In a warning to principled conservatives, including Canadian Conservatives, he says that “Many politicians, especially those from mainstream center-right parties, have been at a loss when it comes to countering nationalist populism. Increasingly, though, they are betting on a seemingly paradoxical strategy of what one might call “destruction through imitation.” Austrian Chancellor Sebastian Kurz and Dutch Prime Minister Mark Rutte, for example, have tried to outflank their far-right competitors with tough talk on refugees, Islam, and immigration … [but, Professor Müller warns] … This strategy is unlikely to succeed in the long run, but it is bound to do serious damage to European democracy. No matter how fast one chases populists to the fringes, it’s almost impossible to catch them. Extremist outfits such as the Danish People’s Party or the Party for Freedom of the far-right Dutch provocateur Geert Wilders will never be satisfied with the immigration proposals of more established parties, no matter how restrictive they are. And their supporters are unlikely to switch their allegiances: they’ll continue to prefer the originals over the imitators … [and] … A deeper concern is the effect that established parties making opportunistic shifts in response to the populist threat will have. First, they denounce populists as demagogues peddling lies. Then, when support for populists grows, mainstream politicians begin to suggest that the populists have intuited, or even firmly know, something about people’s concerns and anxieties that others haven’t, or don’t. This reflects an understanding of democratic representation as an almost mechanical system for reproducing existing interests, ideas, and even identities. In this view, savvy populist political entrepreneurs discover trends within the polity and then import them into the political system.” It is, however, very acceptable, in my opinion, to hold, as I do, three distinct opinions about immigration, refugees and illegal migration because they are three quite separate and distinct issues.

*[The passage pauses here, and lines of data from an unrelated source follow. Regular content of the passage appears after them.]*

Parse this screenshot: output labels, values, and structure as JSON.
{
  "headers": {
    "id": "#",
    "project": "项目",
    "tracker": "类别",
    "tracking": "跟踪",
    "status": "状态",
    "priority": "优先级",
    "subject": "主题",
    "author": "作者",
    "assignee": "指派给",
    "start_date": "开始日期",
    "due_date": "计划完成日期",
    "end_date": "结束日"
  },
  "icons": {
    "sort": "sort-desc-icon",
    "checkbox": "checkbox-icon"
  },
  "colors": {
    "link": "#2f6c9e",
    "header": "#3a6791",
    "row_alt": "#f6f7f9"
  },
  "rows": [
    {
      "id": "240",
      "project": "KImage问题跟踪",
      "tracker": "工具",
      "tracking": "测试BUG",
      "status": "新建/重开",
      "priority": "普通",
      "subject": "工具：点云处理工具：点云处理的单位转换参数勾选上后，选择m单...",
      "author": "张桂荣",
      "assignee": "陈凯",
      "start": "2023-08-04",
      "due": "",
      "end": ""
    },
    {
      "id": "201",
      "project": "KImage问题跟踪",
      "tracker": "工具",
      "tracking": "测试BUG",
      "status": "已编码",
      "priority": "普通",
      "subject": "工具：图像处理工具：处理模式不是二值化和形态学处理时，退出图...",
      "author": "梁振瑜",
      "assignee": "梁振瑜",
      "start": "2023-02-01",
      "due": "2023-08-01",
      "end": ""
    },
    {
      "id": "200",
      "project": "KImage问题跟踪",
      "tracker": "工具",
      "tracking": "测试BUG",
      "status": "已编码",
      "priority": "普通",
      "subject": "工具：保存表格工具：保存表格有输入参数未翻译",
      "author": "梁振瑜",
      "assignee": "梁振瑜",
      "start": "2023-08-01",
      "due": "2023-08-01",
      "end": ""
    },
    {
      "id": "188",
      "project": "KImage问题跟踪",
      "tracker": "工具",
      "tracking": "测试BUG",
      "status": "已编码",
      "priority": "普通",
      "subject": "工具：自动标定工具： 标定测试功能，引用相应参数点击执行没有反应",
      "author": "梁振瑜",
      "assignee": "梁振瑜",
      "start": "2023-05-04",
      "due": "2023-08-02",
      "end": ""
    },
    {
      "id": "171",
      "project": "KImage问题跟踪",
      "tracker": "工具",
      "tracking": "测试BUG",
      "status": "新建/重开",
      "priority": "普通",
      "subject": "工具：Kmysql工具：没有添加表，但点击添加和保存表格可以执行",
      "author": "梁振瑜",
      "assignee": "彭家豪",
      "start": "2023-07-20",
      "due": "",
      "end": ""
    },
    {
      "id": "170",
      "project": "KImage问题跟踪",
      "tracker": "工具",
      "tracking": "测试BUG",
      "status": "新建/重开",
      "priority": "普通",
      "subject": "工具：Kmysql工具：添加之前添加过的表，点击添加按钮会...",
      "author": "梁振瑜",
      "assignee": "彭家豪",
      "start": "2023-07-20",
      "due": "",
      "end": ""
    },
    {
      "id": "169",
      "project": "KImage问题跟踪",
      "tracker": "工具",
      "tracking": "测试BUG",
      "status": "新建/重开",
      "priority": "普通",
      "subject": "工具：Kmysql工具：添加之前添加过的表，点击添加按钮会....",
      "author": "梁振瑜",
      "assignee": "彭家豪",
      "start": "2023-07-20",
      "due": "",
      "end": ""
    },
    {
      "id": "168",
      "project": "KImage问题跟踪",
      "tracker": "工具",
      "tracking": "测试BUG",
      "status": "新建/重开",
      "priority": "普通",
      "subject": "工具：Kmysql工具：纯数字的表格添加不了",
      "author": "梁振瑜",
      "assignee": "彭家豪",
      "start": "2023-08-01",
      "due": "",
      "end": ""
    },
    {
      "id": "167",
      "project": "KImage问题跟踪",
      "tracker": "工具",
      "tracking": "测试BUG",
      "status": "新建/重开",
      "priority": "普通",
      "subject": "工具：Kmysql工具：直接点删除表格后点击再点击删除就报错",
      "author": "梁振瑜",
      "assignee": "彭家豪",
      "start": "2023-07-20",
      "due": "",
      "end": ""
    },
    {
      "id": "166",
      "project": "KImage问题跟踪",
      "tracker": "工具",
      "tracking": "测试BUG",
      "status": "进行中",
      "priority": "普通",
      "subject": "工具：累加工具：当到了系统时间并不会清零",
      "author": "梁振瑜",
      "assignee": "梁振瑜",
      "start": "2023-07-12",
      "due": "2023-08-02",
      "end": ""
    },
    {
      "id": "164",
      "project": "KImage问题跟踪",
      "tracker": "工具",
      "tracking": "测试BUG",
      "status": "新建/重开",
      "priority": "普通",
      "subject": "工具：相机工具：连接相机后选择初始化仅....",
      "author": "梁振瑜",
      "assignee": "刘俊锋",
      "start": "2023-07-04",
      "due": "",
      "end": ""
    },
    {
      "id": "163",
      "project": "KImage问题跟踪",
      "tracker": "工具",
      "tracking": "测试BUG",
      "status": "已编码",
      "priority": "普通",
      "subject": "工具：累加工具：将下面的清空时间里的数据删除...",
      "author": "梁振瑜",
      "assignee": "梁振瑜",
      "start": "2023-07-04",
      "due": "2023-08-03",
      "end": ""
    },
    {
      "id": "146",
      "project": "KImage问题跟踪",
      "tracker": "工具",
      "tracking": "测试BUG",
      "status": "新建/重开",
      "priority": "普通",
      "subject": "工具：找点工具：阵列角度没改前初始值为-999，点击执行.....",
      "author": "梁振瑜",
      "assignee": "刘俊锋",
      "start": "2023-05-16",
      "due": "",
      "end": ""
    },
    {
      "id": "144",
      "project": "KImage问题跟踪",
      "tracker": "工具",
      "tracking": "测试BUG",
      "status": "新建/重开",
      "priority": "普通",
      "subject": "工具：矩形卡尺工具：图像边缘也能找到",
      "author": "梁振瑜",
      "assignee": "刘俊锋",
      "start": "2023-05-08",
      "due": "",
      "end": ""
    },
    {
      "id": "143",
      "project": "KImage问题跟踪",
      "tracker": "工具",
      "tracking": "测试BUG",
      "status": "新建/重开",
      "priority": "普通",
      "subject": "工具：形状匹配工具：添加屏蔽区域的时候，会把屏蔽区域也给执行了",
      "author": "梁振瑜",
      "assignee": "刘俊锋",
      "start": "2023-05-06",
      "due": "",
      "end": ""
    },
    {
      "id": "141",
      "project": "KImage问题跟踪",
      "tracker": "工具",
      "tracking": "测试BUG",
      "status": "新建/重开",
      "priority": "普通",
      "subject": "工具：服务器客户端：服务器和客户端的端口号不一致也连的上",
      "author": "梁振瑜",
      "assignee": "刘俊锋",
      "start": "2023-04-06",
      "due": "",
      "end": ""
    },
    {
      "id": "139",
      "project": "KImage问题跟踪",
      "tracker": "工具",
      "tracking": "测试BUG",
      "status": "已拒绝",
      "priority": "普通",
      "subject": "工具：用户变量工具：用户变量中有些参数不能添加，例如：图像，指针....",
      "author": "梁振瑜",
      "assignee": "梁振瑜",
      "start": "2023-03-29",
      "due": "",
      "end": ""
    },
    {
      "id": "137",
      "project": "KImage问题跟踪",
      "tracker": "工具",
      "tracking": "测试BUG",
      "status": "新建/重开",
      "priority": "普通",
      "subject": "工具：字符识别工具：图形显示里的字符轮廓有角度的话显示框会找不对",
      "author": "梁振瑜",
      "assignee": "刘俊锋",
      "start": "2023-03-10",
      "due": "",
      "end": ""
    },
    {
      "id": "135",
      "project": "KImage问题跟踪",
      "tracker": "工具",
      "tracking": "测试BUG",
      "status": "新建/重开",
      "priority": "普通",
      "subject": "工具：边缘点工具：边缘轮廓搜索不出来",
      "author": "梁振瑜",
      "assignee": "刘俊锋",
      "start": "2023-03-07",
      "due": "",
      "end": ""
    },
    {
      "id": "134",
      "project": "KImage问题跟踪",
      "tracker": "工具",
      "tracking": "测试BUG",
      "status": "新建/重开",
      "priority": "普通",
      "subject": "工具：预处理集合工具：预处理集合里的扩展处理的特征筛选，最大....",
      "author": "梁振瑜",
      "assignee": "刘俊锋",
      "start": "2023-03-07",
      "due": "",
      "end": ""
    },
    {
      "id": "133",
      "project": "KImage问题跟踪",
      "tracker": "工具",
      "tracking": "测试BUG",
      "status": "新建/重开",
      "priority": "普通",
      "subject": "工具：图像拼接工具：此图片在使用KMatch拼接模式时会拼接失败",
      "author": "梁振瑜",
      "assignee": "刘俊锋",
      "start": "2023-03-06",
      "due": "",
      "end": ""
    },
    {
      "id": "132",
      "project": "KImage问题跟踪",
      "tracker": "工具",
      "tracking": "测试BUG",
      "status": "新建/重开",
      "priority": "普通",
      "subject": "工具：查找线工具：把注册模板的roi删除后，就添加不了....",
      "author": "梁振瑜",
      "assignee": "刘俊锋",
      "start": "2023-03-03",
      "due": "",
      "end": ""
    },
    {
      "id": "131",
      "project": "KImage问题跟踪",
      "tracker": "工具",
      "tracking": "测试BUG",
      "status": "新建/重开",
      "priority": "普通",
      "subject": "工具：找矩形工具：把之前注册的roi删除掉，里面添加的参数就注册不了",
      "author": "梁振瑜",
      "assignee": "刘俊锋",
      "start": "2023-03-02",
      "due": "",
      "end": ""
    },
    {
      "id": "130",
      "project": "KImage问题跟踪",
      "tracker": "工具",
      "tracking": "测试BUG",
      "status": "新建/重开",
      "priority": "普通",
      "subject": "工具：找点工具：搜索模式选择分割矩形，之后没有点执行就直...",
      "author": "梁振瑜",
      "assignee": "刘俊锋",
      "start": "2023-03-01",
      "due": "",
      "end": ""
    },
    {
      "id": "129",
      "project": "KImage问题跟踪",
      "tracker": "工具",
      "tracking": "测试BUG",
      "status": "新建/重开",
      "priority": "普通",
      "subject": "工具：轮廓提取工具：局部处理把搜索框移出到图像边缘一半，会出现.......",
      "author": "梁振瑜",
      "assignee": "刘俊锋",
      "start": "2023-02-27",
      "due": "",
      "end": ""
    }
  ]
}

Finally, Jan-Werner Müller says, and I agree, fully, that: “There are deep and often legitimate conflicts about trade, immigration, and the shape of the international order. Liberals [by which, in Canada, we mean Conservatives] should not present their choices on these issues as self-evidently correct or as purely win-win; they must convincingly make the case for their ideas and justify their stance to the disadvantaged. But … [he adds, and this is a key point] … they should also not adopt the framing and rhetoric of populists, opportunistic center-right politicians, and academics who make careers out of explaining away xenophobic views as merely symptoms of economic anxiety. Doing so will lead liberals to make preemptive concessions that betray their ideals.” The better angels of our nature must lead Conservatives to make sensible proposals on a whole range of issues that make sense to a solid majority of Canadians.